Is the West Justified in Asking Developing Countries to Limit Carbon Emissions?

Is the West Justified in Asking Developing Countries to Limit Carbon Emissions?

In the ever-evolving discourse surrounding climate change, there is an emerging call to shift the conversation from abstract global dynamics to a more localized and grounded perspective. While international agreements and policy negotiations are undeniably important, focusing solely on these aspects can sometimes overshadow the pressing need to address the immediate challenges faced by communities across the world. This article delves into a thought-provoking interview with Mr. Adil Najam, Dean Emeritus at Boston University, where he highlights the significance of a Desi (local) perspective on climate change, emphasizing the need for adaptation, justice, and holistic well-being.

At the heart of the interview lies a critique of the prevailing notion of growth as the ultimate measure of development. Mr. Najam argues that the incessant pursuit of economic growth, often epitomized by rising GDP figures, can lead to misguided priorities that neglect the well-being of individuals and communities. He calls for a shift towards focusing on human well-being, quality of life, and prosperity as the true markers of development. This is particularly relevant in the context of climate change, as the effects of unchecked growth can exacerbate environmental degradation and further marginalize vulnerable populations.
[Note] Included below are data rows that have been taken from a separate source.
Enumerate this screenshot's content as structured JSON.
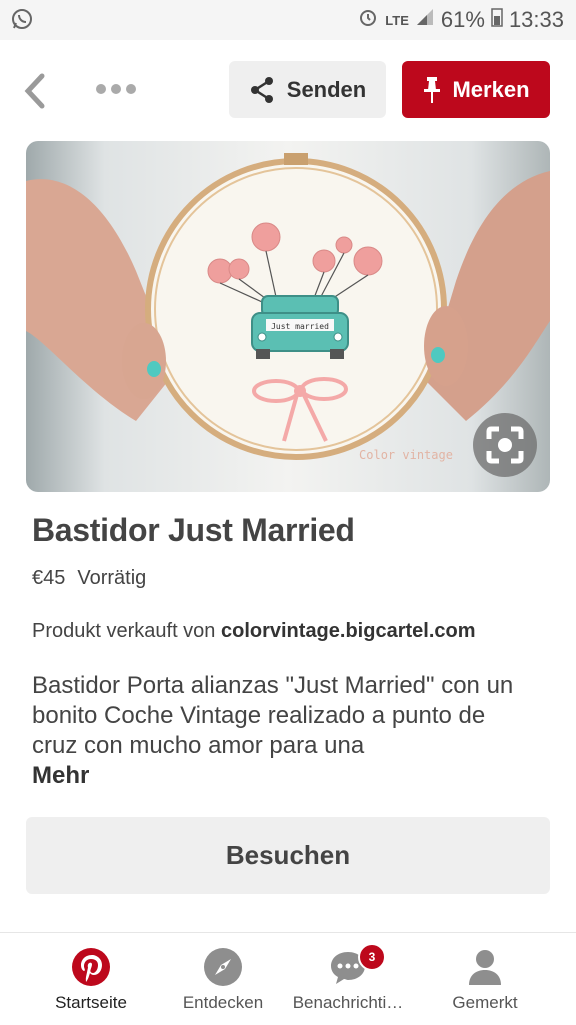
{
  "status_bar": {
    "network": "LTE",
    "battery": "61%",
    "time": "13:33"
  },
  "header": {
    "send_label": "Senden",
    "save_label": "Merken"
  },
  "pin": {
    "image_watermark": "Color vintage",
    "title": "Bastidor Just Married",
    "price": "€45",
    "stock": "Vorrätig",
    "seller_prefix": "Produkt verkauft von ",
    "seller_domain": "colorvintage.bigcartel.com",
    "description": "Bastidor Porta alianzas \"Just Married\" con un bonito Coche Vintage realizado a punto de cruz con mucho amor para una",
    "more_label": "Mehr",
    "visit_label": "Besuchen"
  },
  "nav": {
    "items": [
      {
        "label": "Startseite",
        "icon": "pinterest-icon"
      },
      {
        "label": "Entdecken",
        "icon": "compass-icon"
      },
      {
        "label": "Benachrichti…",
        "icon": "chat-icon",
        "badge": "3"
      },
      {
        "label": "Gemerkt",
        "icon": "person-icon"
      }
    ]
  },
  "colors": {
    "brand_red": "#bd081c",
    "button_gray": "#efefef",
    "accent_teal": "#4fb8ad"
  }
}
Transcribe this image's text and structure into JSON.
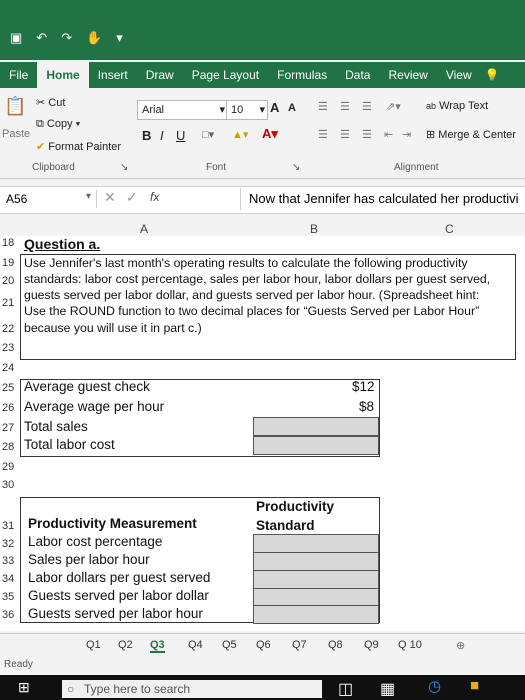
{
  "ribbon": {
    "tabs": [
      "File",
      "Home",
      "Insert",
      "Draw",
      "Page Layout",
      "Formulas",
      "Data",
      "Review",
      "View"
    ],
    "clipboard": {
      "cut": "Cut",
      "copy": "Copy",
      "format_painter": "Format Painter",
      "paste": "Paste",
      "label": "Clipboard"
    },
    "font": {
      "name": "Arial",
      "size": "10",
      "bold": "B",
      "italic": "I",
      "underline": "U",
      "label": "Font",
      "grow": "A",
      "shrink": "A"
    },
    "alignment": {
      "wrap_text": "Wrap Text",
      "merge_center": "Merge & Center",
      "label": "Alignment"
    }
  },
  "formula_bar": {
    "name_box": "A56",
    "fx": "fx",
    "content": "Now that Jennifer has calculated her productivi"
  },
  "columns": [
    "A",
    "B",
    "C"
  ],
  "rows": {
    "r18": {
      "num": "18",
      "text": "Question a."
    },
    "r19": {
      "num": "19",
      "text": "Use Jennifer's last month's operating results to calculate the following productivity"
    },
    "r20": {
      "num": "20",
      "text": "standards: labor cost percentage, sales per labor hour, labor dollars per guest served,"
    },
    "r21": {
      "num": "21",
      "text": "guests served per labor dollar, and guests served per labor hour. (Spreadsheet hint:"
    },
    "r21b": {
      "text": "Use the ROUND function to two decimal places for “Guests Served per Labor Hour”"
    },
    "r22": {
      "num": "22",
      "text": "because you will use it in part c.)"
    },
    "r23": {
      "num": "23"
    },
    "r24": {
      "num": "24"
    },
    "r25": {
      "num": "25",
      "label": "Average guest check",
      "value": "$12"
    },
    "r26": {
      "num": "26",
      "label": "Average wage per hour",
      "value": "$8"
    },
    "r27": {
      "num": "27",
      "label": "Total sales"
    },
    "r28": {
      "num": "28",
      "label": "Total labor cost"
    },
    "r29": {
      "num": "29"
    },
    "r30": {
      "num": "30"
    },
    "r31": {
      "num": "31",
      "label": "Productivity Measurement",
      "header_b1": "Productivity",
      "header_b2": "Standard"
    },
    "r32": {
      "num": "32",
      "label": "Labor cost percentage"
    },
    "r33": {
      "num": "33",
      "label": "Sales per labor hour"
    },
    "r34": {
      "num": "34",
      "label": "Labor dollars per guest served"
    },
    "r35": {
      "num": "35",
      "label": "Guests served per labor dollar"
    },
    "r36": {
      "num": "36",
      "label": "Guests served per labor hour"
    }
  },
  "sheet_tabs": [
    "Q1",
    "Q2",
    "Q3",
    "Q4",
    "Q5",
    "Q6",
    "Q7",
    "Q8",
    "Q9",
    "Q 10"
  ],
  "status": {
    "text": "Ready"
  },
  "taskbar": {
    "search_placeholder": "Type here to search"
  },
  "colors": {
    "excel_green": "#217346",
    "shaded_cell": "#d9d9d9"
  }
}
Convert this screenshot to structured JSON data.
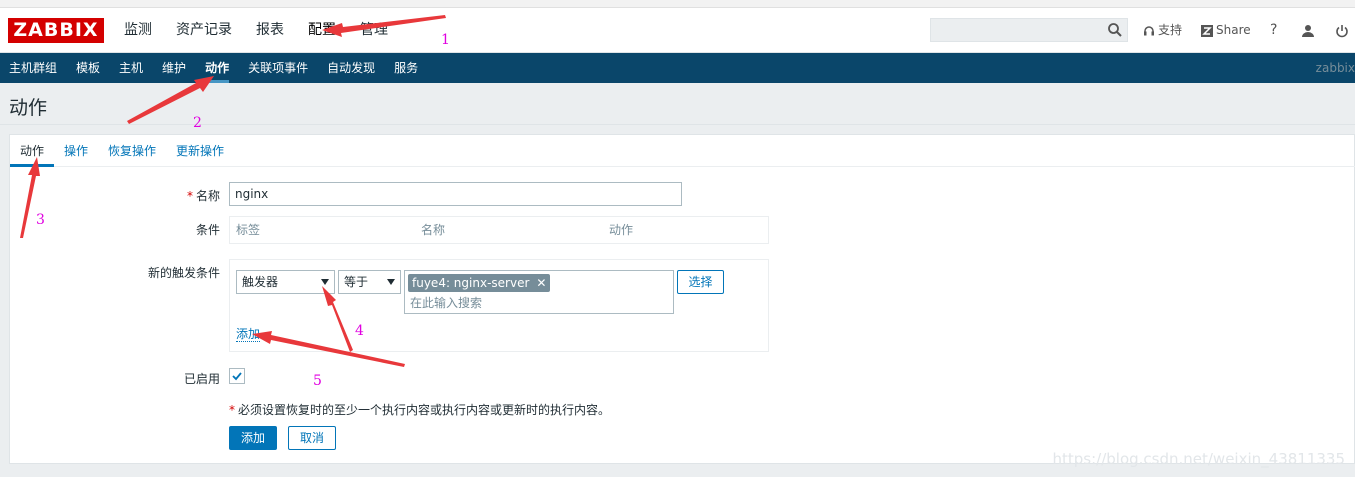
{
  "header": {
    "logo": "ZABBIX",
    "menu": [
      {
        "label": "监测"
      },
      {
        "label": "资产记录"
      },
      {
        "label": "报表"
      },
      {
        "label": "配置"
      },
      {
        "label": "管理"
      }
    ],
    "search_value": "",
    "support_label": "支持",
    "share_label": "Share",
    "help_label": "?"
  },
  "subnav": {
    "items": [
      {
        "label": "主机群组"
      },
      {
        "label": "模板"
      },
      {
        "label": "主机"
      },
      {
        "label": "维护"
      },
      {
        "label": "动作"
      },
      {
        "label": "关联项事件"
      },
      {
        "label": "自动发现"
      },
      {
        "label": "服务"
      }
    ],
    "server_name": "zabbix"
  },
  "page": {
    "title": "动作",
    "tabs": [
      {
        "label": "动作"
      },
      {
        "label": "操作"
      },
      {
        "label": "恢复操作"
      },
      {
        "label": "更新操作"
      }
    ]
  },
  "form": {
    "name_label": "名称",
    "name_required": "*",
    "name_value": "nginx",
    "conditions_label": "条件",
    "conditions_headers": [
      "标签",
      "名称",
      "动作"
    ],
    "new_condition_label": "新的触发条件",
    "condition_type": "触发器",
    "condition_operator": "等于",
    "selected_chip": "fuye4: nginx-server",
    "chip_remove": "✕",
    "search_placeholder": "在此输入搜索",
    "select_button": "选择",
    "add_link": "添加",
    "enabled_label": "已启用",
    "enabled": true,
    "note_star": "*",
    "required_note": "必须设置恢复时的至少一个执行内容或执行内容或更新时的执行内容。",
    "add_button": "添加",
    "cancel_button": "取消"
  },
  "annotations": {
    "numbers": [
      "1",
      "2",
      "3",
      "4",
      "5"
    ],
    "arrow_color": "#e8383b"
  },
  "watermark": "https://blog.csdn.net/weixin_43811335",
  "colors": {
    "logo_red": "#d40000",
    "subnav_bg": "#0a466a",
    "link_blue": "#0275b8",
    "chip_gray": "#768d99"
  }
}
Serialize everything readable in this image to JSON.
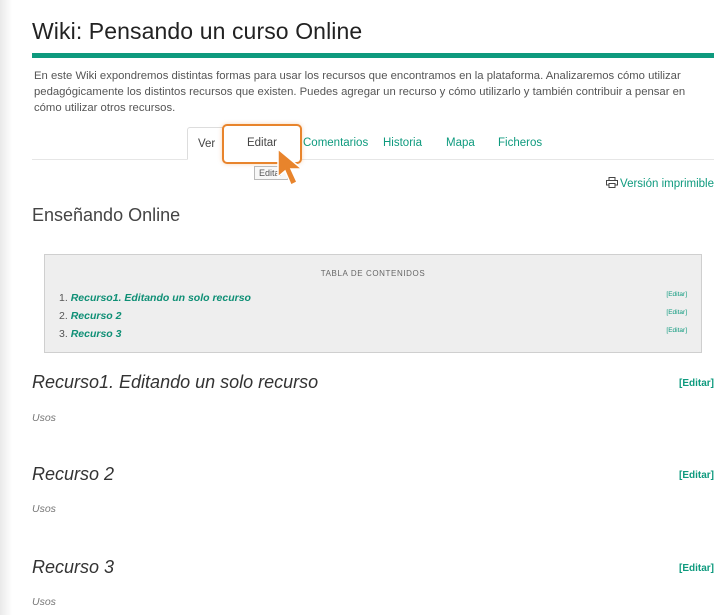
{
  "header": {
    "title": "Wiki: Pensando un curso Online",
    "intro": "En este Wiki expondremos distintas formas para usar los recursos que encontramos en la plataforma. Analizaremos cómo utilizar pedagógicamente los distintos recursos que existen. Puedes agregar un recurso y cómo utilizarlo y también contribuir a pensar en cómo utilizar otros recursos."
  },
  "tabs": {
    "ver": "Ver",
    "editar": "Editar",
    "comentarios": "Comentarios",
    "historia": "Historia",
    "mapa": "Mapa",
    "ficheros": "Ficheros",
    "tooltip": "Editar"
  },
  "print": {
    "label": "Versión imprimible",
    "icon": "printer-icon"
  },
  "page": {
    "section_title": "Enseñando Online"
  },
  "toc": {
    "title": "Tabla de contenidos",
    "items": [
      {
        "num": "1.",
        "label": "Recurso1. Editando un solo recurso",
        "edit": "[Editar]"
      },
      {
        "num": "2.",
        "label": "Recurso 2",
        "edit": "[Editar]"
      },
      {
        "num": "3.",
        "label": "Recurso 3",
        "edit": "[Editar]"
      }
    ]
  },
  "resources": [
    {
      "title": "Recurso1. Editando un solo recurso",
      "edit": "[Editar]",
      "usos": "Usos"
    },
    {
      "title": "Recurso 2",
      "edit": "[Editar]",
      "usos": "Usos"
    },
    {
      "title": "Recurso 3",
      "edit": "[Editar]",
      "usos": "Usos"
    }
  ],
  "colors": {
    "accent": "#0e9a7e",
    "highlight": "#e8842c"
  }
}
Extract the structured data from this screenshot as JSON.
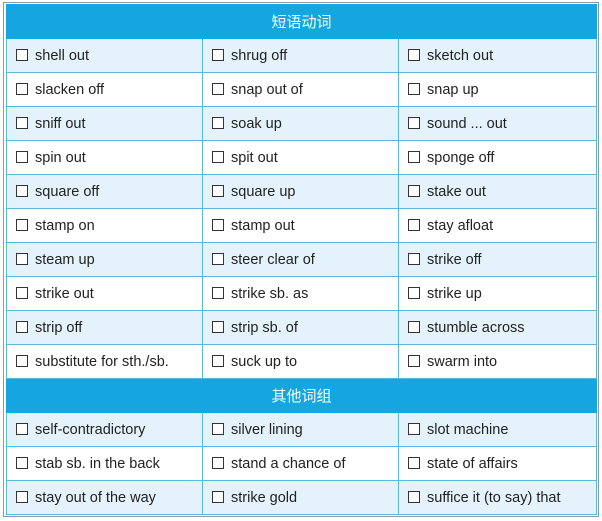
{
  "sections": [
    {
      "title": "短语动词",
      "rows": [
        [
          "shell out",
          "shrug off",
          "sketch out"
        ],
        [
          "slacken off",
          "snap out of",
          "snap up"
        ],
        [
          "sniff out",
          "soak up",
          "sound ... out"
        ],
        [
          "spin out",
          "spit out",
          "sponge off"
        ],
        [
          "square off",
          "square up",
          "stake out"
        ],
        [
          "stamp on",
          "stamp out",
          "stay afloat"
        ],
        [
          "steam up",
          "steer clear of",
          "strike off"
        ],
        [
          "strike out",
          "strike sb. as",
          "strike up"
        ],
        [
          "strip off",
          "strip sb. of",
          "stumble across"
        ],
        [
          "substitute for sth./sb.",
          "suck up to",
          "swarm into"
        ]
      ]
    },
    {
      "title": "其他词组",
      "rows": [
        [
          "self-contradictory",
          "silver lining",
          "slot machine"
        ],
        [
          "stab sb. in the back",
          "stand a chance of",
          "state of affairs"
        ],
        [
          "stay out of the way",
          "strike gold",
          "suffice it (to say) that"
        ]
      ]
    }
  ],
  "colors": {
    "header": "#14a6e0",
    "alt_row": "#e4f3fb",
    "border": "#5bb8dc"
  }
}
The concept of climate justice emerges as a central theme in the discussion. Mr. Najam emphasizes the moral imperative of ensuring that the countries and individuals primarily responsible for causing climate change bear the burden of its consequences. He aptly describes climate justice as a call for equitable and fair distribution of the impacts and costs of climate change. While the interview acknowledges that the disparity between post-industrialized nations and developing countries exists, it also underscores the need to address climate justice at all levels, including within nations and communities.

The interview challenges the notion that climate justice is merely about limiting the extent to which countries can harm the environment. Rather, it advocates for a more profound understanding—one that centers on the equitable distribution of opportunities, resources, and resilience-building measures. The focus is on empowering vulnerable communities to cope with the impacts of climate change and fostering a sense of collective responsibility.

While advocating for a Desi perspective, Mr. Najam does not dismiss the role of countries and international institutions in addressing climate change. He highlights the need for policy frameworks, agreements, and negotiations to collectively address global challenges. However, he underscores the limitations of international cooperation, citing the failures of multilateral agreements such as the Conference of the Parties (COP) climate conferences. The interview encourages a shift in mindset—from relying solely on international agreements to fostering local initiatives and resilience.

Adaptation emerges as a key strategy in the pursuit of climate resilience. Mr. Najam's emphasis on adaptation echoes the sentiment that while mitigation efforts are critical, societies must also prepare to confront the realities of a changing climate. Adaptation requires a nuanced understanding of local contexts, vulnerabilities, and opportunities. This approach resonates with the Desi perspective, as it encourages communities to take ownership of their response to climate challenges and tailor solutions to their unique needs.

A standout highlight of the interview is Mr. Najam's reference to the Living Indus Project - a comprehensive framework that advocates for a Desi approach to climate change adaptation. This project, designed in collaboration with the United Nations and the Government of Pakistan, focuses on the Indus River and its ecosystem. It calls for a holistic approach that integrates ecological sustainability, community engagement, and policy innovation. The Living Indus Project reiterates the importance of recognizing the interconnectedness of nature, culture, and well-being.

As we navigate the complexities of a changing climate, the insights from this interview serve as a rallying cry to shift our focus from external forces to local agencies. By fostering a Desi perspective on climate change, we can create a more inclusive and effective approach to sustainability - one that acknowledges the interconnectedness of ecosystems, cultures, and communities.